I forgive you first of all for causing my intense fear of rain and thunderstorms. I know that you do get immense pleasure of watching me run into the television viewing room when the meteorologist talk about severe thunderstorms taking aim at our viewing area. I discussed this with Larry and stated that ever since you hit me with a shoe when I was thirteen because I cursed you out to your face, you have been responsible for the association of my feelings toward severe weather and that is why I feel I have to stay up all night with the radio to "ride the storm out" until it is safe for me to sleep. I know you think it is hysterically funny to poke fun at my views and desire to live in an area where it doesn't rain all that often where I can finally be happy. I've spent too many years of my life running, and while I have gotten good at it, I do not want to do it anymore. I know your emotions probably got the better of you, and while you wish you could take it back, you cannot to do so. But I want you to know it is OK now. You were a different person back then. Parents are infallible too, much as they like to think they may know it all.

The second thing that I want to let you know is that while I am your son, in many ways while you may think I am hotheaded and stubborn, we are more alike as well. I know sometimes I am very outspoken and that has gotten me in trouble. But I am at a place now where I am learning to balance myself and ask whether what I will say is going to be correct and appropriate. In many ways, having a leadership role at the National Stuttering Association was probably the best thing that ever could happen to me, because it forced me to be aware of what it means to be an adult and know that people are looking at you to be a role model.

I know that you have often felt like I should have turned out more like Philip in terms of being productive and more responsible with my life. I am not proud of a lot of things I have done, and in many things, I could be a lot further along with achieving my goals than where I am now. I know it's kind of hard to not compare yourself to others, but I know now that life is not a race, and he who dies with the most toys necessarily doesn't win.

I would really like the chance to formulate some relationship with you because I don't want to end up as another person wishing they had the chance to turn the clock back when things are too late.

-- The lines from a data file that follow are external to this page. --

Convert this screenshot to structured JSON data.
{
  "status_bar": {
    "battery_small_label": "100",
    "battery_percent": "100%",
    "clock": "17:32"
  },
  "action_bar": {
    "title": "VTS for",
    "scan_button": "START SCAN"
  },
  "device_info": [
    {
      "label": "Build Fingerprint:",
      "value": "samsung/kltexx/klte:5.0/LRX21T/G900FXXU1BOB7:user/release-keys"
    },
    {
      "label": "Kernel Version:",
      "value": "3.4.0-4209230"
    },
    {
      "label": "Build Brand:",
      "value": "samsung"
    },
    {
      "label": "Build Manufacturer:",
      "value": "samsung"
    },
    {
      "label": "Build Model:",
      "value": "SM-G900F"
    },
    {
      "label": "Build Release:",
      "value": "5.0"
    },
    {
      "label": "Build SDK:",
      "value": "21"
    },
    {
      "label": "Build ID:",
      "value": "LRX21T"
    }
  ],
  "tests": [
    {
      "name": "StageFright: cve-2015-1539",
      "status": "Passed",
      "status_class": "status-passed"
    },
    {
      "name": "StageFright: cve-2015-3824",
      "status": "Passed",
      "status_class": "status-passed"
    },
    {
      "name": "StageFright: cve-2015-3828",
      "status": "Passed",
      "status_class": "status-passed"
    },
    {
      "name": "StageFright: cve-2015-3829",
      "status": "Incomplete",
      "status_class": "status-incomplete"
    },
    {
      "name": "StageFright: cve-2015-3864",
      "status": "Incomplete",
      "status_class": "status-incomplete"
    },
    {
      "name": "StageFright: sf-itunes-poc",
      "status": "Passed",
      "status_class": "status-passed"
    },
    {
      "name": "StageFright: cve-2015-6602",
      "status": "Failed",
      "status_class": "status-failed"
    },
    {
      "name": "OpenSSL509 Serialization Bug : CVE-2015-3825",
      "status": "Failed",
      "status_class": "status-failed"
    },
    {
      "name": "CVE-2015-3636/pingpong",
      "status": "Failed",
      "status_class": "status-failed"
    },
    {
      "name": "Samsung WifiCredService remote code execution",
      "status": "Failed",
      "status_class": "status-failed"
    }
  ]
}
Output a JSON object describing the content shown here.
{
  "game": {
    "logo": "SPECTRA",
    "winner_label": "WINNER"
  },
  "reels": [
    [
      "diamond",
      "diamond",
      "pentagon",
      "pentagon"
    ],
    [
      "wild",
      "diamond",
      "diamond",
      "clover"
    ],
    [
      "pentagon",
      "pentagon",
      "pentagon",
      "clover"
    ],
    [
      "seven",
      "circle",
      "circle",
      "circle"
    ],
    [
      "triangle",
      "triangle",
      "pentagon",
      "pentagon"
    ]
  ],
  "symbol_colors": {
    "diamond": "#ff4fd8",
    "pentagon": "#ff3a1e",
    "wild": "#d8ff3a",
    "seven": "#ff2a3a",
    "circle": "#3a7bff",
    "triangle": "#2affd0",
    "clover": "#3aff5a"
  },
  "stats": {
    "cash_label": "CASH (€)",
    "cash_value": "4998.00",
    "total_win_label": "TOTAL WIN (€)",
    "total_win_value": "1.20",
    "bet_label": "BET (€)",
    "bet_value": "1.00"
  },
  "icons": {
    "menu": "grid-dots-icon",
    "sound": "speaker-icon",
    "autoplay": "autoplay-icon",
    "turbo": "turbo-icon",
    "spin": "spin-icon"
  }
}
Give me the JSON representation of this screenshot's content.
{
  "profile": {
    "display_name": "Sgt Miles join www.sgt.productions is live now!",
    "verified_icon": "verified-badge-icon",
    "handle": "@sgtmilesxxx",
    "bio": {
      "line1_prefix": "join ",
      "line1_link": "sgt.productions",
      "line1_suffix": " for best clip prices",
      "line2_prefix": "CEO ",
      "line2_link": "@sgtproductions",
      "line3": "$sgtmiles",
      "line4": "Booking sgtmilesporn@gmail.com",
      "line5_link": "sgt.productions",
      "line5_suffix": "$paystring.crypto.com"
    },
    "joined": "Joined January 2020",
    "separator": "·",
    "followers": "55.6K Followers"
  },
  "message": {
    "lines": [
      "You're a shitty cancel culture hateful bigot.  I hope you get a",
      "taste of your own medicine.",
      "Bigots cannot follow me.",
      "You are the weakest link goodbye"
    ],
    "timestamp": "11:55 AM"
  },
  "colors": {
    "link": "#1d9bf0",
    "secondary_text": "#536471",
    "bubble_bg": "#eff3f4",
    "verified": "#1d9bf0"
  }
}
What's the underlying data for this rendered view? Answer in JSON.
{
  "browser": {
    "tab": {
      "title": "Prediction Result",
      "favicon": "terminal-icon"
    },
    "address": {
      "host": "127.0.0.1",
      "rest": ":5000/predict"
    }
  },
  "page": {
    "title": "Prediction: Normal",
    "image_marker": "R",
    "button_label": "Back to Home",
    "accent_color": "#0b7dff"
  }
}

I always used to feel so much hatred toward you in terms of my speech that my attitude was "God forgives, I don't." But now I see there are shades of gray in everything and it doesn't always have to be "either it's right, or it's wrong." I even blamed you and Mom for my stuttering because in some way, maybe you feel guilty about it. But it's no one's fault. This is the hand I have to play. And I like to think so far, I've played it very well, and continue to do so.

It took a lot for me to want to write this letter and get all my thoughts out to you. I hope maybe someday you and Mom will want to visit a future NSA conference and see what the greatest thing in my life is all about. If you don't, I will respect your decision. But it's safe to say because of the NSA, your son has made huge quantum leaps in his life.

To my dad, Happy Father's Day.